Some things are too rough for sweet old ladies. I never took her to a steam and cream, a Tu Do street bar, no whore houses, not one of my R&R's', and no team parties. She never went fishing with Claymore mines, water skiing behind airboats, skin diving off Hon Tre island, body surfing at Vung Tau or China Beach. She did not get to stroll the Saigon Zoo and see the monkey house get tear gassed. (Monkeys go ape when they get tear gassed.) No, Grandma never had any fun in Vietnam.
The truth is, when I was not fighting the war--which was ninety-percent of the time--I was having the time of my life. A nineteen-year-old boy with a pocket full of green could find endless amusement in SE Asia. Sherman was right, war is hell--a hell of a party if you know where to look.
Unfortunately, Grandma never went to a party. At those times, I left her with Sam, Peter, or David to slug it out with the 1st Cav, or to burn a few villages with the Marines, or massacre a few hundred civilians with the Americal division. While I languished in the arms of a professional woman, Grandma carried body bags from a dustoff, wondering if I was in one. And while I never remember hearing a phone ring or the knock on a door, she lived in constant fear of either. Grandma would agree with Billy Sherman: War is hell, period.
I returned from the war, a little older, a little wiser. I was stronger and bigger. When I saw my grandmother, I could not believe the change. She had aged ten years, was shorter, weaker, totally exhausted. Her black hair now thin and gray. I returned her heart--battered, broken, and purple. I was just glad I had the good sense not to tell her about the sad deaths of Frank Celano, David Mixter, or John R. Jones. What I should have done was take my Combat Infantryman's Badge from my uniform, pin it to her dress, step back, and salute the real combat veteran.

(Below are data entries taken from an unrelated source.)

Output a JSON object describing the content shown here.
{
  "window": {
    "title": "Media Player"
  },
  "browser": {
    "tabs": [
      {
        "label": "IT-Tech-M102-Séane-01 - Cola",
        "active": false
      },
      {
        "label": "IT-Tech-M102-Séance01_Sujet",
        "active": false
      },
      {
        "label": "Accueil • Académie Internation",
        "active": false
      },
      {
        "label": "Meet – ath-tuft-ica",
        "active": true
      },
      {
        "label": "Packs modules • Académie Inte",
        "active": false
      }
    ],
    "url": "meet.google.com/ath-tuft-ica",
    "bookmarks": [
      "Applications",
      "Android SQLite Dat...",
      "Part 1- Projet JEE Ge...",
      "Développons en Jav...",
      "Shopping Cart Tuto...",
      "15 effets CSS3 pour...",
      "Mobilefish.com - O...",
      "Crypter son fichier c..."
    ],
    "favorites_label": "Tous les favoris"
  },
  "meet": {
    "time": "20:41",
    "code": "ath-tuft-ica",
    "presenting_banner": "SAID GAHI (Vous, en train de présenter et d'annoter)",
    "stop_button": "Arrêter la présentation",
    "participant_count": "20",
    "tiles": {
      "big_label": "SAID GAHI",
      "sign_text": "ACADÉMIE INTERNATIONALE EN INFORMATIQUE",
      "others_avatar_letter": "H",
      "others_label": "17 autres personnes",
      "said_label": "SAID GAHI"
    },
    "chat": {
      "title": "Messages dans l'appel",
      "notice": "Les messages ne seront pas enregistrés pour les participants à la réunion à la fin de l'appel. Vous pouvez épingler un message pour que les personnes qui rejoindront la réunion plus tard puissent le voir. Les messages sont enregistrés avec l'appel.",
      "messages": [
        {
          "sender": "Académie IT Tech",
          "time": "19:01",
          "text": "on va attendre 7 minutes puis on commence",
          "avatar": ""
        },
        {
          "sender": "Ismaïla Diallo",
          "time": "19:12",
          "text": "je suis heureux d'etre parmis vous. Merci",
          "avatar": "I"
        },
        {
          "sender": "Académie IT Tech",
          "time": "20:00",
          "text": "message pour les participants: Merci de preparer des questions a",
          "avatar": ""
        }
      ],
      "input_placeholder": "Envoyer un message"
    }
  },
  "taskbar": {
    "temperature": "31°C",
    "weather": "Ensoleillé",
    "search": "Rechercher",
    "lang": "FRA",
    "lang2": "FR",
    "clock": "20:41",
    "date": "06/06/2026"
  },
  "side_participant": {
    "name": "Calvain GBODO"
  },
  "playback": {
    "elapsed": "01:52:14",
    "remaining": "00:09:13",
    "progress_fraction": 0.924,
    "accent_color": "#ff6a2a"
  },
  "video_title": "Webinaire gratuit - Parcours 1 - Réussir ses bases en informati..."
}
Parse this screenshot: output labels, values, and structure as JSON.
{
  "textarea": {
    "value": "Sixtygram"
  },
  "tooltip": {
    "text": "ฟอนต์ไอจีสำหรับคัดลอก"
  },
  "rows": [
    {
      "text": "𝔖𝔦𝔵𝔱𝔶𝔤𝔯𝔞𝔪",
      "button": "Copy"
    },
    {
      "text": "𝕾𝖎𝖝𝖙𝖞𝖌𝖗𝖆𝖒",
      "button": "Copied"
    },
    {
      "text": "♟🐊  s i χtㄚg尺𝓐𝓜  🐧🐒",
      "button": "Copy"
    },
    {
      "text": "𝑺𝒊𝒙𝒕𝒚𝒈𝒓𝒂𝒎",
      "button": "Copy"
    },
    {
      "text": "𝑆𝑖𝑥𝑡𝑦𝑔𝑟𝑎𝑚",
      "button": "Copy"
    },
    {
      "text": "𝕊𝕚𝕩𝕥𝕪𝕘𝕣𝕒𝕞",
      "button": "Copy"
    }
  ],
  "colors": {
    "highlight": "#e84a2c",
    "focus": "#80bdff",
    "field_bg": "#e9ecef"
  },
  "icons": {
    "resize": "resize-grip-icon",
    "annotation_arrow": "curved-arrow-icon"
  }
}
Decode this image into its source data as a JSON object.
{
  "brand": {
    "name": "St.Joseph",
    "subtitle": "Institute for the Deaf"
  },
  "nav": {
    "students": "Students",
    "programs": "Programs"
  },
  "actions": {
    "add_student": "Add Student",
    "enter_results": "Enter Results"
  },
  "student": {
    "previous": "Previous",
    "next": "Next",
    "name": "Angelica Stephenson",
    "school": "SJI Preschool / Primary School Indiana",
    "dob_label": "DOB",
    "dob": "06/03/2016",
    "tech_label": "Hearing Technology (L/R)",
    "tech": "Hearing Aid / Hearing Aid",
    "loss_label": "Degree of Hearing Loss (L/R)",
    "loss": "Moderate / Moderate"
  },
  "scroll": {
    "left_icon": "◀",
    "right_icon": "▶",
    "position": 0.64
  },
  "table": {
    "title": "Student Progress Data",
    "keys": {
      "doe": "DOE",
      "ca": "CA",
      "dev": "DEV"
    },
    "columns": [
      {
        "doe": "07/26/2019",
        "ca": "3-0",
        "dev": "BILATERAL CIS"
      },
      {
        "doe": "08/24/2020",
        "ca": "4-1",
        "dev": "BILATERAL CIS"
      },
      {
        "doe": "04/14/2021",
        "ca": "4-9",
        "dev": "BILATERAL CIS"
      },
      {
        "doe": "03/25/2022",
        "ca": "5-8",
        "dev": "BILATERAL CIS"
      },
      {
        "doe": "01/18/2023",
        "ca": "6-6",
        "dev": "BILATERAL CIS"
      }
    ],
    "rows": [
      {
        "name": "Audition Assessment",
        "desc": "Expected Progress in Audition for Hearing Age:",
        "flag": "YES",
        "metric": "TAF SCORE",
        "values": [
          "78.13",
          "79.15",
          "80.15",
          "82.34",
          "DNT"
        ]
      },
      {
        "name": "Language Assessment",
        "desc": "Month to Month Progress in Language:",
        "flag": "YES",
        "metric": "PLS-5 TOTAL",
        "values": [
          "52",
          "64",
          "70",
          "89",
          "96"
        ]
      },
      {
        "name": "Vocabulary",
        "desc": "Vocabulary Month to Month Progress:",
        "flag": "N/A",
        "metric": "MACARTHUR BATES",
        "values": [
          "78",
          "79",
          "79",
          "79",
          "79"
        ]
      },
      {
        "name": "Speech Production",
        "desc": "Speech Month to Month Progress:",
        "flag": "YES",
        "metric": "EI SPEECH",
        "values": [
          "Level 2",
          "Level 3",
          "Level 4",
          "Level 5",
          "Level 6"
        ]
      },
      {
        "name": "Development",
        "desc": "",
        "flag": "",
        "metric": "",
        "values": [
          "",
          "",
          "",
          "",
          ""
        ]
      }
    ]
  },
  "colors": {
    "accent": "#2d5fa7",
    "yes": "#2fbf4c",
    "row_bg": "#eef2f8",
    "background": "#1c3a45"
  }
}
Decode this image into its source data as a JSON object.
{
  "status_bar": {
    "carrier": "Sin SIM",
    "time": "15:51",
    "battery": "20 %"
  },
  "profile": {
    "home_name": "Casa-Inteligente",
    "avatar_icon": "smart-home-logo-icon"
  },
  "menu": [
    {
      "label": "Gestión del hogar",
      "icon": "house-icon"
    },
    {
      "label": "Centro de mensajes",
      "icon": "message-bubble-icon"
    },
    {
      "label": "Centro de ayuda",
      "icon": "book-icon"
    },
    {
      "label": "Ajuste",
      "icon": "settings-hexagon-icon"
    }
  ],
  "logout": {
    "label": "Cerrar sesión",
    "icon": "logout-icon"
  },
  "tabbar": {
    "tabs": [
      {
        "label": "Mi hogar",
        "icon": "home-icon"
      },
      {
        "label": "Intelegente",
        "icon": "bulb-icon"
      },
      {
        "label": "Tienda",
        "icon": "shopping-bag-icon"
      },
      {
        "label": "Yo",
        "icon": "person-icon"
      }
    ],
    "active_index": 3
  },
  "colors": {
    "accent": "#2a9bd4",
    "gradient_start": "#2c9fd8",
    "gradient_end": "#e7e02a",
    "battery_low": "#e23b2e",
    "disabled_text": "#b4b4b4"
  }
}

One look at her made me realize how close I came to killing the most loving person I ever knew. There is no doubt in my mind, that had a bullet stopped my heart, it would have stopped hers as well. I feel pretty badly about that today. I volunteered to fight that war; she got drafted. Connie didn't fare much better. She missed out on the fun of high school senior year: no dates, no parties, no prom. My mother suffered, as did my father. My sisters also suffered through nineteen months of the Vietnam War. In a sense, we are all veterans of that war.
If you are a Vietnam veteran, think about the people you carried off to war. Think about the casualties that never set foot on SE Asia. We direct vets from vn have had, on average, twenty-five years in the spotlight. We have been nurtured and we have talked ourselves blue. We have PTSDed our asses off. Most have healed and those that haven't by now probably never will. Maybe it's time we stopped looking inward and started looking out. Maybe it's time we did the listening. Perhaps we can help those other vets heal.
Mabel Rowe is now eighty-four. She rarely ventures more than a few blocks from her home, but she made the pilgrimage to The Wall long before I did. She called and told me about her trip, praised The Wall, and told how it helped her heal. She, in fact, paved the way for me. Let us not forget the purpose of that wall. It is to heal a nation--a nation of Vietnam Veterans.
Continue to The Toughening